__STORED DATA__
....

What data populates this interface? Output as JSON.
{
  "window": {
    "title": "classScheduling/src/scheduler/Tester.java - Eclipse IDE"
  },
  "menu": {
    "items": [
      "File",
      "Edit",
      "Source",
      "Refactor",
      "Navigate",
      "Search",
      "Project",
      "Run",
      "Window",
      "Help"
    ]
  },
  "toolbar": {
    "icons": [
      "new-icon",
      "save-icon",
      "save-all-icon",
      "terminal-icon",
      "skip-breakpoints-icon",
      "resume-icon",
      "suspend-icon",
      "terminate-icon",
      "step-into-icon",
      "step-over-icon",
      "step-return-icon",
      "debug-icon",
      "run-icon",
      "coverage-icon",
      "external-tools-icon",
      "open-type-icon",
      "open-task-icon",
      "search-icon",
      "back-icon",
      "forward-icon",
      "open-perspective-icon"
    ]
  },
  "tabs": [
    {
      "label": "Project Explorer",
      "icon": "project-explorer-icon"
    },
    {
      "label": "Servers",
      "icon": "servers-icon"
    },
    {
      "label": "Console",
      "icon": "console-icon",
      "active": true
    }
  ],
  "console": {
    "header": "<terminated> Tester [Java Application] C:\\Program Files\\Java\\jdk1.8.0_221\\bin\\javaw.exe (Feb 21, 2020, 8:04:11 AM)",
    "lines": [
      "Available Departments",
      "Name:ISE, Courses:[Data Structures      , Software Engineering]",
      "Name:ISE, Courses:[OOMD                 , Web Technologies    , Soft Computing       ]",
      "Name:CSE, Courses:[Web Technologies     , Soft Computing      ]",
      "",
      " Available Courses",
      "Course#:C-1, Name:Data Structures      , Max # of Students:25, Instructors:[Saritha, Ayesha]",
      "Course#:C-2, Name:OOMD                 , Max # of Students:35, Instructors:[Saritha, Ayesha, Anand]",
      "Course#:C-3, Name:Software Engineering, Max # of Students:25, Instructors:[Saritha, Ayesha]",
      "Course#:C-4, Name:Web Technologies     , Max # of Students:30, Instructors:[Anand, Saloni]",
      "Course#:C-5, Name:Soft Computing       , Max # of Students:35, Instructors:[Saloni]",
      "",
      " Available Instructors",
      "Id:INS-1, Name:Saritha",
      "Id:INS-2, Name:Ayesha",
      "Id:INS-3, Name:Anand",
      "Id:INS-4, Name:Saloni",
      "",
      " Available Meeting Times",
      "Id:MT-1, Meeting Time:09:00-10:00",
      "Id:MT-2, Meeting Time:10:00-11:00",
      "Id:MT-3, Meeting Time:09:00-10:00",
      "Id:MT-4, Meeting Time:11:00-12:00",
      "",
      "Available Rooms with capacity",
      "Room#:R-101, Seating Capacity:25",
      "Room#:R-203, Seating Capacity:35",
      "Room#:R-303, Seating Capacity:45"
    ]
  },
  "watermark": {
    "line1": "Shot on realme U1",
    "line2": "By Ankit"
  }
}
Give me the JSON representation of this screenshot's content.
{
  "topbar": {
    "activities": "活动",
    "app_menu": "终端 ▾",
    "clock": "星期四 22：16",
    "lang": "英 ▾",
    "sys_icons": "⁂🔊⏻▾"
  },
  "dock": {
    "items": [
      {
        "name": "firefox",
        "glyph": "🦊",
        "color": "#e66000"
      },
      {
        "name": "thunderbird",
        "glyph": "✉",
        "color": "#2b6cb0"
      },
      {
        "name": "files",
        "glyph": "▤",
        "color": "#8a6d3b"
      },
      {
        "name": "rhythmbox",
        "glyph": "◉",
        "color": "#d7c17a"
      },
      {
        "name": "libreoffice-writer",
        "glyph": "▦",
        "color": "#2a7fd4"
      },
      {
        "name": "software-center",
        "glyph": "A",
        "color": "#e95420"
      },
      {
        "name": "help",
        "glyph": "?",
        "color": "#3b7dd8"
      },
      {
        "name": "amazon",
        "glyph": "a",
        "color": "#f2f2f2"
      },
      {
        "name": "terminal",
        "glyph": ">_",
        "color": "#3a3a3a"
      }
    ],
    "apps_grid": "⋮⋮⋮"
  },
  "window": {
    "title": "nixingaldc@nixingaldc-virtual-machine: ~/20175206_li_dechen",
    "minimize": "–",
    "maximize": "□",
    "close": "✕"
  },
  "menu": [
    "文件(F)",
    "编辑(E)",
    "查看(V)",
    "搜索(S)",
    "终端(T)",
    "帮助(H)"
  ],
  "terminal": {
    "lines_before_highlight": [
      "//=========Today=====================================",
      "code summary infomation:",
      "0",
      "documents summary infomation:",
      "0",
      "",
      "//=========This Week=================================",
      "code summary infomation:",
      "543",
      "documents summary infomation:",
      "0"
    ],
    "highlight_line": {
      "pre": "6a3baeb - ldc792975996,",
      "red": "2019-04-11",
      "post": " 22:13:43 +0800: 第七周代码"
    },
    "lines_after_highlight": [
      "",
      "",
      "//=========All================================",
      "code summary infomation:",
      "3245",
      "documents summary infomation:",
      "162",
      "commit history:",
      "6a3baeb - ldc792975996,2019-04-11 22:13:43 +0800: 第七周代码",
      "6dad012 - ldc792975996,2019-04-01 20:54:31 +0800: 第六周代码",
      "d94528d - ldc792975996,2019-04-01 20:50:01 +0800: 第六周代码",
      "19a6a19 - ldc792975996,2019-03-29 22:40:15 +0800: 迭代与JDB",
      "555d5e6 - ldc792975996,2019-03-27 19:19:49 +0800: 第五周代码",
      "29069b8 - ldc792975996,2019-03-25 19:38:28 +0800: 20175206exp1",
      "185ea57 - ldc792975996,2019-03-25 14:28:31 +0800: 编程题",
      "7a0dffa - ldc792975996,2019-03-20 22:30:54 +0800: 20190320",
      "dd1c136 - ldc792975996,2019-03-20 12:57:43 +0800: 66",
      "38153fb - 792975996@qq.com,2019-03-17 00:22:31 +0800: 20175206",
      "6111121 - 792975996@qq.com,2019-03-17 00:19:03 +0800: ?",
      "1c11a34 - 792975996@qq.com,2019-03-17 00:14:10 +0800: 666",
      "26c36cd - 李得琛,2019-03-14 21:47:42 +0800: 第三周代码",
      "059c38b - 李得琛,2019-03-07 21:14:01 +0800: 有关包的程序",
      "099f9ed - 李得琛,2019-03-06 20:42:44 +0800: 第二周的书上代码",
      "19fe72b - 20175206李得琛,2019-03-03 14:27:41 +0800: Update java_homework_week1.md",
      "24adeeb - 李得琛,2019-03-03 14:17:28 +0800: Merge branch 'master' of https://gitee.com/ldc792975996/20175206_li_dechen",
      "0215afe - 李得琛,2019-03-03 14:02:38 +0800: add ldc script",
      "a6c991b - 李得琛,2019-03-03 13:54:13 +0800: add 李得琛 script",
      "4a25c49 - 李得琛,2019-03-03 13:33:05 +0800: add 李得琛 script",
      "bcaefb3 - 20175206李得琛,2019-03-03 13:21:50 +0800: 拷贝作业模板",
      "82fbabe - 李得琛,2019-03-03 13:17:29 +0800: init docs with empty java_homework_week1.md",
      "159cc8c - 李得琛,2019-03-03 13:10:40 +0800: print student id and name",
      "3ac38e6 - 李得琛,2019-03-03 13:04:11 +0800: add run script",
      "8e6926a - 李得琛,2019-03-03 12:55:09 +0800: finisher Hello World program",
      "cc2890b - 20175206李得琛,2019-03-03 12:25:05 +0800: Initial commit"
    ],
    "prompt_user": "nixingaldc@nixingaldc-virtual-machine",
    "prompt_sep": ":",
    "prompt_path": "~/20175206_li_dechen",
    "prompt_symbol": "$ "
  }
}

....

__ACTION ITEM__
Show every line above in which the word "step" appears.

__EXERCISE SOLUTION__
      "step-into-icon",
      "step-over-icon",
      "step-return-icon",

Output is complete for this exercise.